Being a child doesn’t have to hurt.

Every year more than 3 million reports of child abuse are made in the United States. According to the Childhelp National Child Abuse Hotline, 28.3 percent of adults report being physically abused as a child, and 10.6 percent of adults report being emotionally abused as a child.

Physical abuse of a child is when a parent or caregiver causes any non-accidental physical injury to a child, including striking, kicking, burning, biting, hair pulling, choking, throwing, shoving, whipping, or any other action that injures a child. Even if the caregiver didn’t mean to cause injury, when the child is injured it is abuse. When a parent or caregiver harms a child’s mental and social development or causes severe emotional harm, it is considered emotional abuse. While a single incident may be abuse, most often emotional abuse is a pattern of behavior that causes damage over time.
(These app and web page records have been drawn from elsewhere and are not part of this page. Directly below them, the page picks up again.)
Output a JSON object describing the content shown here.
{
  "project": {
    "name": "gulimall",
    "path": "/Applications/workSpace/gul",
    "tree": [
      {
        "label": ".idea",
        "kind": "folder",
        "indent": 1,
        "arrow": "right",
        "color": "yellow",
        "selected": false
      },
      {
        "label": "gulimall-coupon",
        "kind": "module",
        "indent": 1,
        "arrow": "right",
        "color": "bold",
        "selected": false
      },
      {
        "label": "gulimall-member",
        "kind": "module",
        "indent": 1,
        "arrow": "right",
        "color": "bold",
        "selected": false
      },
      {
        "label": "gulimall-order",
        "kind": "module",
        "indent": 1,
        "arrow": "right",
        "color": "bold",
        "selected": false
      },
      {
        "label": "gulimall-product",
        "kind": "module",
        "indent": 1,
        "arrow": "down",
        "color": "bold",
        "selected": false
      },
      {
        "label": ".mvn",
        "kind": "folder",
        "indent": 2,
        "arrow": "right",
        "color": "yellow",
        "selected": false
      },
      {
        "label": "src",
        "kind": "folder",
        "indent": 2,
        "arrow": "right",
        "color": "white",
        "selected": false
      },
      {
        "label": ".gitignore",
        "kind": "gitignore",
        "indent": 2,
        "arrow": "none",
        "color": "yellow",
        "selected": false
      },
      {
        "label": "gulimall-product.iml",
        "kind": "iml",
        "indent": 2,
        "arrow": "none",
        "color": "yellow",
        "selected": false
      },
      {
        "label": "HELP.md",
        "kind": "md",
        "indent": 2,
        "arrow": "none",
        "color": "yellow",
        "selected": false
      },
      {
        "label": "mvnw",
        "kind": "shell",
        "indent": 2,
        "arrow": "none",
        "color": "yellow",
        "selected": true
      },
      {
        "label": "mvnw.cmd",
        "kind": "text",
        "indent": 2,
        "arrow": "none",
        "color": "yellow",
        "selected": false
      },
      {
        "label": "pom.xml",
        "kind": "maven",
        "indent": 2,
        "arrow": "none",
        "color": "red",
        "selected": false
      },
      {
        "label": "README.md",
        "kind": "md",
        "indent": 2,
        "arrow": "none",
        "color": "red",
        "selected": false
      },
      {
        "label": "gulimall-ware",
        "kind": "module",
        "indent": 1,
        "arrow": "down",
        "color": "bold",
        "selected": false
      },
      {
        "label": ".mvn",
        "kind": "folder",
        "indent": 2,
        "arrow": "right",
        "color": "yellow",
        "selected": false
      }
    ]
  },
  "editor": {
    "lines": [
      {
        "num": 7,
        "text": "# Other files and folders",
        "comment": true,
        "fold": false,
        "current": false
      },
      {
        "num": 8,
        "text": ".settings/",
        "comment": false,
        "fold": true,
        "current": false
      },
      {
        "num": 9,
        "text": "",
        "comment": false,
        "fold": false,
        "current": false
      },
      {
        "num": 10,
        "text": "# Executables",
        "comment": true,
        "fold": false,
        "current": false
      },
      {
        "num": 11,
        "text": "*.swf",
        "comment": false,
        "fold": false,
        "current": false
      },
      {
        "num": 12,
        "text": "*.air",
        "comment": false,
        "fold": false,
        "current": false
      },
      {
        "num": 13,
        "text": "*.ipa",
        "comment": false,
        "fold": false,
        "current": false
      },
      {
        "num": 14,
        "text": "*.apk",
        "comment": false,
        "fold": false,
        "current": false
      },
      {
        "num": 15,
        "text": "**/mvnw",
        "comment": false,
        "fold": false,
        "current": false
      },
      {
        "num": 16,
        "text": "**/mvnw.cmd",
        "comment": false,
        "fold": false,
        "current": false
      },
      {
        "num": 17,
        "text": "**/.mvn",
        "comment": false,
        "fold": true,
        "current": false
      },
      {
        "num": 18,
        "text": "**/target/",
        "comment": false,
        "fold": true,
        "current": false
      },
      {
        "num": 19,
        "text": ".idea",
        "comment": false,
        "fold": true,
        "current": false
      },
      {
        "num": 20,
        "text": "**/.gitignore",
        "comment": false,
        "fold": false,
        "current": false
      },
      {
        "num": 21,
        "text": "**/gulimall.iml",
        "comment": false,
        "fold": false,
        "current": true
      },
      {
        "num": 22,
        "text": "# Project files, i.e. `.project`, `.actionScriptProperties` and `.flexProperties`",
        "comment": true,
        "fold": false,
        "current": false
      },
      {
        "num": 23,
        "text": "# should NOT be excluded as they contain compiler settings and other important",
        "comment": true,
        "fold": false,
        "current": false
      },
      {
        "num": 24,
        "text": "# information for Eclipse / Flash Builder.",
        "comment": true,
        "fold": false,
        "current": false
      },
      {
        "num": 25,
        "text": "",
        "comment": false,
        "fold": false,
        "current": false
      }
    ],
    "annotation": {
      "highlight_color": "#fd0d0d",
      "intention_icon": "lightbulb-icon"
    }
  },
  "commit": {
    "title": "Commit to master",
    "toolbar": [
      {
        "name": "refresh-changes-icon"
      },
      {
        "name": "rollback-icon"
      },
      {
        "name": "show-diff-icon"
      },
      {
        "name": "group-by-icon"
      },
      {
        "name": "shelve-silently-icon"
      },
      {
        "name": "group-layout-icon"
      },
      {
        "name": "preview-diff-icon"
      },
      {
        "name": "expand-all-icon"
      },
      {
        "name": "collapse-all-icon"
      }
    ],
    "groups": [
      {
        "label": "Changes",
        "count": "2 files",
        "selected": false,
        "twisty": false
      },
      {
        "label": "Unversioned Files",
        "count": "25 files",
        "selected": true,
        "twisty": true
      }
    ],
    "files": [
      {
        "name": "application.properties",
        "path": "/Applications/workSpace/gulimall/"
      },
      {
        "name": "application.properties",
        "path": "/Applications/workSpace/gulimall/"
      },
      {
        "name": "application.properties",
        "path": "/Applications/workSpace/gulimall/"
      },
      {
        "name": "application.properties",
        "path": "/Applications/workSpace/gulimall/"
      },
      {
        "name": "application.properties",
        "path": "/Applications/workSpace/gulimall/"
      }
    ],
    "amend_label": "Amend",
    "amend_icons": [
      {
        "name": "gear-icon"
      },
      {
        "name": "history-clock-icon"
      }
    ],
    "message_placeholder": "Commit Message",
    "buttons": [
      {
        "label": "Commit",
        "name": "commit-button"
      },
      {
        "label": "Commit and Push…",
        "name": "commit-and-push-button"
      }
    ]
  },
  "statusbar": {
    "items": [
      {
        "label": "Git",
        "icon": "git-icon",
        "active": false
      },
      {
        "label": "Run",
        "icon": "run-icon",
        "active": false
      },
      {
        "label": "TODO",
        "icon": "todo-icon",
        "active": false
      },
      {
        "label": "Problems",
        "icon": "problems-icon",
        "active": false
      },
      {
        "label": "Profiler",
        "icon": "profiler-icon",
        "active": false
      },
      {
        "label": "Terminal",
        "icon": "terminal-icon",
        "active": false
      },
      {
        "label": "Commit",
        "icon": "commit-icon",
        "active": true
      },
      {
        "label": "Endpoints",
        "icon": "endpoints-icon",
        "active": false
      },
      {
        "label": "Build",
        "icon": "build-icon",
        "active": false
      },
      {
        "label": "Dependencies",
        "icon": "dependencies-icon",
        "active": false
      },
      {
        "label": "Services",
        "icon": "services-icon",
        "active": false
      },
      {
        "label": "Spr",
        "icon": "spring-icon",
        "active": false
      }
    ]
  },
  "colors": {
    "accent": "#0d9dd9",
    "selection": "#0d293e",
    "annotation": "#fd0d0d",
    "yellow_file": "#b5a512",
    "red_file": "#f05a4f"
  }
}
There are many physical and behavioral signs of child abuse in both the child and the parent or caretaker. To learn more about these signs, visit the Childhelp National Child Abuse Hotline’s website. If you suspect a child you know is being abused physically or emotionally, contact the Childhelp National Child Abuse Hotline for more resources at 1-800-4-A-CHILD.

RELATED: How People With Adverse Childhoods Experience Love Very Differently

Liberty Forrest is an award-winning author, a prolific writer on Medium, and a Senior Contributor to SportsEdTV. Her inspirational and self-help articles and columns have appeared in the Huffington Post and in more than 50 publications around the globe. 

This article was originally published at Medium. Reprinted with permission from the author.